Oh... you just mean surface mount. Sure, soldering through hole is easier, but this is not rocket science either. I've soldered surface mount components even with cheap AC soldering iron (obviously no temperature control, not even an on-off switch), it's fine as long as there aren't too many pins.
I once re-soldered the atmega, it worked, but unsoldering was the crux of the matter. The conductor tracks detach themselves quickly from the plastic circuit board, which makes it really tricky.
In this case, it is cheaper to simply snap your legs and gently warm up and wipe off the remains with the soldering iron, so I did it next time. You just never stop teaching.

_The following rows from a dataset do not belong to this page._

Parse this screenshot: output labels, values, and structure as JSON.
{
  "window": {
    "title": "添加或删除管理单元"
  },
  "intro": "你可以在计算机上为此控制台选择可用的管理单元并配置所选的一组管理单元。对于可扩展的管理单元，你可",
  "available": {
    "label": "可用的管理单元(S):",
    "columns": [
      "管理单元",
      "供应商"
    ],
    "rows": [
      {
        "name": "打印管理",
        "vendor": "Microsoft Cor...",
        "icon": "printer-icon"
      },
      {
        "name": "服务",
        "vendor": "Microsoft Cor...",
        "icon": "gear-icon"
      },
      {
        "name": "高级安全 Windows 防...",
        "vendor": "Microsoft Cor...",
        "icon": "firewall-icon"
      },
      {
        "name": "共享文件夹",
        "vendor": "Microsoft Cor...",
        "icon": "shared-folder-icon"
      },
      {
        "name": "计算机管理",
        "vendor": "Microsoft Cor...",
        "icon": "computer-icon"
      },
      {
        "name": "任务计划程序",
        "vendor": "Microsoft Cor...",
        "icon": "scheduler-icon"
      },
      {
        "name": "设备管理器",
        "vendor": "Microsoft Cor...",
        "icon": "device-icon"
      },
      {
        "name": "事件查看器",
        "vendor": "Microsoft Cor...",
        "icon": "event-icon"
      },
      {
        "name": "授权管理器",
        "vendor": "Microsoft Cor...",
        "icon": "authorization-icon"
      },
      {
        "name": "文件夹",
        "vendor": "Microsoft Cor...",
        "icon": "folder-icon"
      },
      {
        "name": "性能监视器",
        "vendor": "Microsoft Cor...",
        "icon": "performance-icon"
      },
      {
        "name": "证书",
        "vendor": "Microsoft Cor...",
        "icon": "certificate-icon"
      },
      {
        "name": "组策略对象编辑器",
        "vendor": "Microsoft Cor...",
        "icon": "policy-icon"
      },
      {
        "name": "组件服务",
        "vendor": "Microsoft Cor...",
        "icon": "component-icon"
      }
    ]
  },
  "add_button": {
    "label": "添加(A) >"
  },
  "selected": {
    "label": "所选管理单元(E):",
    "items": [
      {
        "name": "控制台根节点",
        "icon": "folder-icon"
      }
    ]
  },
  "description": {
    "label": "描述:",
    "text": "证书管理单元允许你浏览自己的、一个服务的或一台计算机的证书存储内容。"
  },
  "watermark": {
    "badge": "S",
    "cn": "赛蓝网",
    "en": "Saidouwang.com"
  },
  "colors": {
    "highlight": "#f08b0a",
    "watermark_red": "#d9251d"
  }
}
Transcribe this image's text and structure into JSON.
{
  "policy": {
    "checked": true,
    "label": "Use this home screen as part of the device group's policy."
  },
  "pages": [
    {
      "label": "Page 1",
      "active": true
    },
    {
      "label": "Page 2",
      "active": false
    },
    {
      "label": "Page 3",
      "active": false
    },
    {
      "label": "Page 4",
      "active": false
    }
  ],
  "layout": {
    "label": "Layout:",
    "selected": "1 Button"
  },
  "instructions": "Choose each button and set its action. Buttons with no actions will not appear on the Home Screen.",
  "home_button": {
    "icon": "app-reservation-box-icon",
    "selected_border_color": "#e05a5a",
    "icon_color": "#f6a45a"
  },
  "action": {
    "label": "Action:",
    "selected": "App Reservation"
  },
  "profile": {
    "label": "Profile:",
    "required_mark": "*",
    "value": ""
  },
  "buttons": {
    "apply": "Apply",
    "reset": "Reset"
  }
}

You mean you never stop... learning?
Anyway, I know why SMD is difficult and I said it already but I'll reiterate: it's fine as long as there aren't too many pins. Atmega has MANY pins. Too many.
It was only a 1284p, but it was enough. During my apprenticeship I learned the saying "You have the last experience when the coffin lid closes".
Do you honestly not see the difference between three pins and FORTY pins??? My whole point was: it's only 3 pins. NOTHING like the MCU that has 40 pins and is a pain in the ass to desolder. These things are absolutely not comparable in any way.
Were too close together that I preferred not to count ;-)
I've done some soldering before. Mostly kits, but a fair amount of small surface mount components. I have a second working board that I can use if I mess this one up.
Doesn't look hurt, those tend to explode. I would suspect the big ass diode right under it. Though I know from experience and a small fire Anet boards don't exactly have electrical protection. I would strongly suggest you get a SKR 1.4 or something else. Anything is better than that garbage.
The part there is either a little dual diode or a mosfet... hard to tell..
Then I found this
The photo is from a second working board that I have here. Thanks for the link, I think it might be what I need. I'll double-check with the schematic from the previous comment.
That's "Q1" Not "O1". It looks like it's a MOSFET for controlling the part fan. Of course you would need a 1.7 version of the schematic to know for sure, but I think it's a safe bet that it's still the same device that controlled Fan1 in the old 1.0 version board in the schematic posted above. It was Q3 in that version, but is still likely IRLR7843PbF.